• **ACTIVITY**
Would you please output the lines of the data below from the one containing "Serialize everything readable" to the end, exactly and with nothing added?

--

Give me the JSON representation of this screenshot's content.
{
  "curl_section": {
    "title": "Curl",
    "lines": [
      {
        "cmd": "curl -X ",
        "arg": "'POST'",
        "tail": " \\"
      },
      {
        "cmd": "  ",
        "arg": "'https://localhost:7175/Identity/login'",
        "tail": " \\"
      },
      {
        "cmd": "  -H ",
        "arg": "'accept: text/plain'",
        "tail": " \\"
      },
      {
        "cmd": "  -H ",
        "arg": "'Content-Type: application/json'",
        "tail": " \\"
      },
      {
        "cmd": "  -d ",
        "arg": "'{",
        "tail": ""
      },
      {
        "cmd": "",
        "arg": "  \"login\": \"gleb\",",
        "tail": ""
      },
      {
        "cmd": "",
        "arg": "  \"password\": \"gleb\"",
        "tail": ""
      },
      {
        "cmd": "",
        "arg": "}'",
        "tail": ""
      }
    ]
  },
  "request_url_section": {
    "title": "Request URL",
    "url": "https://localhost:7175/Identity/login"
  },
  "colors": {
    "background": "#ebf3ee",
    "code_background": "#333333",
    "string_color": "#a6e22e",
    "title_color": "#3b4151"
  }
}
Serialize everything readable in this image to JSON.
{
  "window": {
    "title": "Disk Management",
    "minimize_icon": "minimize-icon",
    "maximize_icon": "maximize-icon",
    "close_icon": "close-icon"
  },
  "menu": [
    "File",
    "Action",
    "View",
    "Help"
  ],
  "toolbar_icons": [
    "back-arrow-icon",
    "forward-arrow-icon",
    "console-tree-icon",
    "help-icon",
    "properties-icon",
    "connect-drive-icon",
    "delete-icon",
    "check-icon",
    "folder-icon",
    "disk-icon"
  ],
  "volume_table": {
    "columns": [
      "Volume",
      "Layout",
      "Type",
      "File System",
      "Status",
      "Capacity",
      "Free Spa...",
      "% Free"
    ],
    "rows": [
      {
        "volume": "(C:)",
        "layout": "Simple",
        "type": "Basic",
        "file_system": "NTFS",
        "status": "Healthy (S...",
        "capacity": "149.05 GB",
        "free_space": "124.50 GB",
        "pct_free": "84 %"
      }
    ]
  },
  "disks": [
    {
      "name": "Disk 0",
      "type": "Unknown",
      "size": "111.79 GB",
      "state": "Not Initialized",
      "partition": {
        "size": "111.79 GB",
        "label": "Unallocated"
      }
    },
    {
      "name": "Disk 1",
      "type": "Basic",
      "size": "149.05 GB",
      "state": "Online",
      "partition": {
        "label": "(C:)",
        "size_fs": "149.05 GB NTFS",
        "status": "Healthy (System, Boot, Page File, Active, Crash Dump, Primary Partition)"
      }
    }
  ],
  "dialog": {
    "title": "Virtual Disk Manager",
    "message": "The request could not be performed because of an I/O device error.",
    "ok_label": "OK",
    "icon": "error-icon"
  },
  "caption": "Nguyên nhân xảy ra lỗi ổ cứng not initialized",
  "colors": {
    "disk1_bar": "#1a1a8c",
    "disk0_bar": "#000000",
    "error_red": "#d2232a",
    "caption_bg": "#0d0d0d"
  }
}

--

• **PROBLEM SOLUTION**
Serialize everything readable in this image to JSON.
{
  "window": {
    "title": "Disk Management",
    "minimize_icon": "minimize-icon",
    "maximize_icon": "maximize-icon",
    "close_icon": "close-icon"
  },
  "menu": [
    "File",
    "Action",
    "View",
    "Help"
  ],
  "toolbar_icons": [
    "back-arrow-icon",
    "forward-arrow-icon",
    "console-tree-icon",
    "help-icon",
    "properties-icon",
    "connect-drive-icon",
    "delete-icon",
    "check-icon",
    "folder-icon",
    "disk-icon"
  ],
  "volume_table": {
    "columns": [
      "Volume",
      "Layout",
      "Type",
      "File System",
      "Status",
      "Capacity",
      "Free Spa...",
      "% Free"
    ],
    "rows": [
      {
        "volume": "(C:)",
        "layout": "Simple",
        "type": "Basic",
        "file_system": "NTFS",
        "status": "Healthy (S...",
        "capacity": "149.05 GB",
        "free_space": "124.50 GB",
        "pct_free": "84 %"
      }
    ]
  },
  "disks": [
    {
      "name": "Disk 0",
      "type": "Unknown",
      "size": "111.79 GB",
      "state": "Not Initialized",
      "partition": {
        "size": "111.79 GB",
        "label": "Unallocated"
      }
    },
    {
      "name": "Disk 1",
      "type": "Basic",
      "size": "149.05 GB",
      "state": "Online",
      "partition": {
        "label": "(C:)",
        "size_fs": "149.05 GB NTFS",
        "status": "Healthy (System, Boot, Page File, Active, Crash Dump, Primary Partition)"
      }
    }
  ],
  "dialog": {
    "title": "Virtual Disk Manager",
    "message": "The request could not be performed because of an I/O device error.",
    "ok_label": "OK",
    "icon": "error-icon"
  },
  "caption": "Nguyên nhân xảy ra lỗi ổ cứng not initialized",
  "colors": {
    "disk1_bar": "#1a1a8c",
    "disk0_bar": "#000000",
    "error_red": "#d2232a",
    "caption_bg": "#0d0d0d"
  }
}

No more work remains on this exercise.